The Belavezha Accords, the agreement that officially dissolved the Soviet Union in 1991, is missing. The loss wasn’t discovered until Stanislav Shushkevich, former head of Belarus, requested to see the document as preparation to write his memoirs. Shushkevich believes the document was probably stolen by someone who sold it to a collector. Although it hasn’t been tested in court, it’s believed that existing notarized copies of the agreement have the same power as the original to enforce the breakup.
The Whole Bushel
After Mikhail Gorbachev came to power in 1985, he began to implement changes in the USSR that seemed revolutionary, yet no one expected the breakup of the Soviet Union. First, Gorbachev introduced glasnost, meaning “political openness,” that allowed citizens and newspapers to publicly criticize the government. Political prisoners were also freed. Next, Gorbachev set about restructuring the economy with reforms called “perestroika.” This privatized a lot of economic activity that had previously been run by the state. Individuals could now own companies and workers could strike.
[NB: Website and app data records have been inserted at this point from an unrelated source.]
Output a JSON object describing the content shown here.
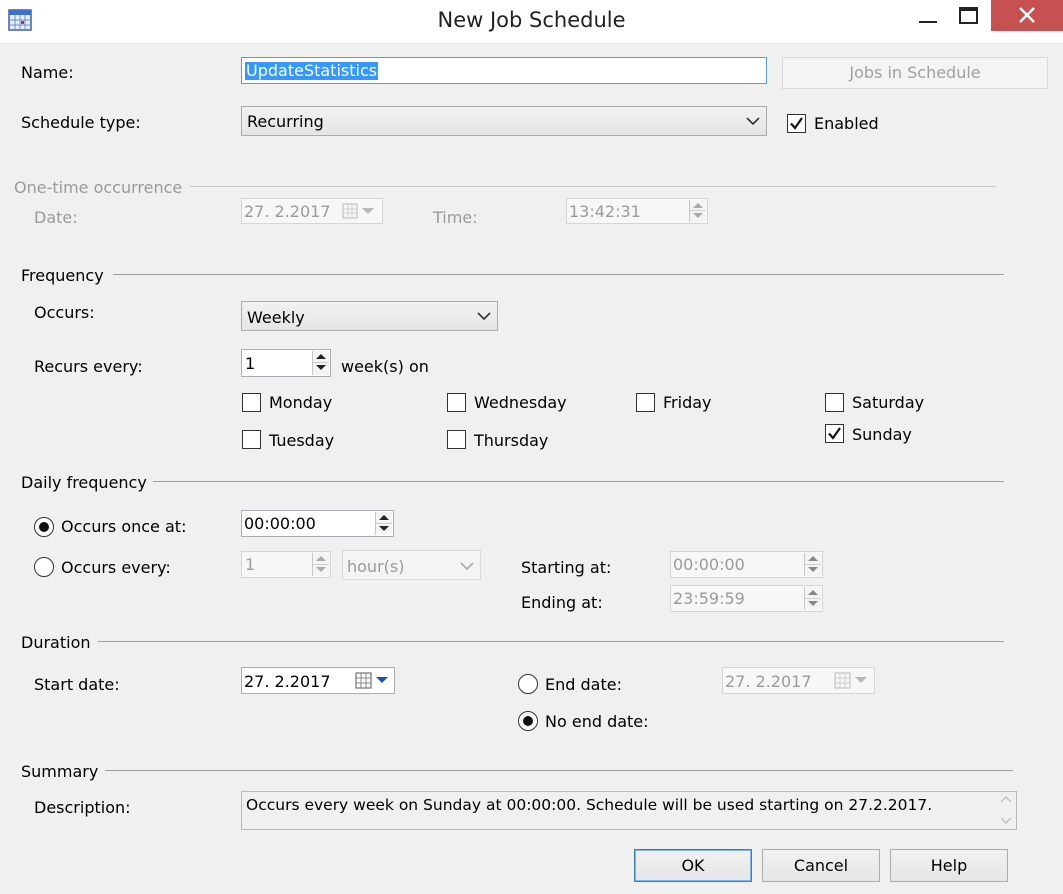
{
  "window": {
    "title": "New Job Schedule",
    "app_icon": "calendar-grid-icon",
    "close_color": "#c75050"
  },
  "general": {
    "name_label": "Name:",
    "name_value": "UpdateStatistics",
    "jobs_button": "Jobs in Schedule",
    "schedule_type_label": "Schedule type:",
    "schedule_type_value": "Recurring",
    "enabled_label": "Enabled",
    "enabled_checked": true
  },
  "one_time": {
    "header": "One-time occurrence",
    "date_label": "Date:",
    "date_value": "27.  2.2017",
    "time_label": "Time:",
    "time_value": "13:42:31"
  },
  "frequency": {
    "header": "Frequency",
    "occurs_label": "Occurs:",
    "occurs_value": "Weekly",
    "recurs_label": "Recurs every:",
    "recurs_value": "1",
    "recurs_suffix": "week(s) on",
    "days": {
      "monday": {
        "label": "Monday",
        "checked": false
      },
      "tuesday": {
        "label": "Tuesday",
        "checked": false
      },
      "wednesday": {
        "label": "Wednesday",
        "checked": false
      },
      "thursday": {
        "label": "Thursday",
        "checked": false
      },
      "friday": {
        "label": "Friday",
        "checked": false
      },
      "saturday": {
        "label": "Saturday",
        "checked": false
      },
      "sunday": {
        "label": "Sunday",
        "checked": true
      }
    }
  },
  "daily": {
    "header": "Daily frequency",
    "once_label": "Occurs once at:",
    "once_selected": true,
    "once_value": "00:00:00",
    "every_label": "Occurs every:",
    "every_selected": false,
    "every_value": "1",
    "every_unit": "hour(s)",
    "starting_label": "Starting at:",
    "starting_value": "00:00:00",
    "ending_label": "Ending at:",
    "ending_value": "23:59:59"
  },
  "duration": {
    "header": "Duration",
    "start_label": "Start date:",
    "start_value": "27.  2.2017",
    "end_date_label": "End date:",
    "end_date_selected": false,
    "end_date_value": "27.  2.2017",
    "no_end_label": "No end date:",
    "no_end_selected": true
  },
  "summary": {
    "header": "Summary",
    "description_label": "Description:",
    "description_value": "Occurs every week on Sunday at 00:00:00. Schedule will be used starting on 27.2.2017."
  },
  "buttons": {
    "ok": "OK",
    "cancel": "Cancel",
    "help": "Help"
  }
}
It seemed like the Soviet Union was making strides toward democracy. But it didn’t really work. Perestroika destroyed the Soviet economic state, but market reforms were slow to rebuild the economy. Goods became scarce and people became frustrated. “The old system collapsed before the new one had time to begin working,” explained Gorbachev.
Together with his policy of noninterference toward the Soviet satellites, the stage was set for independence movements all around. In the early 1990s, the Baltic states of Estonia, Lithuania, and Latvia were the first to break away from the USSR. Next, the Commonwealth of Independent States (CIS) was formed when the Republic of Belarus, the Russian Federation, and Ukraine left the USSR. Then, except for Georgia (which declared independence two years later), the other republics broke away within weeks. On December 26, 1991, the Soviet Union formally ceased to exist.
After such a monumental occurrence, you’d think all parties involved would keep the original paperwork somewhere safe. However, the Belavezha Accords, the agreement that officially dissolved the Soviet Union and established the CIS in 1991, is missing. The loss wasn’t discovered until Stanislav Shushkevich, former head of Belarus, requested to see the document in 2013 as preparation to write his memoirs. Shushkevich believes it was probably stolen by someone who sold it for a lot of money to a collector.
On December 8, 1991, Shushkevich had secretly met with Ukrainian President Leonid Kravchuk and Russian President Boris Yeltsin in Belarus to sign the Belavezha Accords. According to the agreement, there were supposed to be three originals in the languages of Belarusian, Ukrainian, and Russian. But for some unexplained reason, each of the leaders was only given a certified copy of the agreement in Russian. The only original document, which is now missing, was placed in the archives of the Belarusian Foreign Ministry.
Pyotr Kravchenko, the foreign minister of Belarus in 1991, was given the original of the agreement for safekeeping. Although he’s bragged about having all the drafts of the agreement, he refused to comment when it went missing. “We don’t know where the original is,” said Vasily Ostreiko, the head of the archive department of the CIS, headquartered in Minsk, the Belarusian capital. “We have a copy of that document. It’s certified in line with international standards, but it’s still a copy.” Although it hasn’t been tested in court, it’s believed that existing notarized copies of the agreement have the same power as the original to enforce the breakup of the Soviet Union.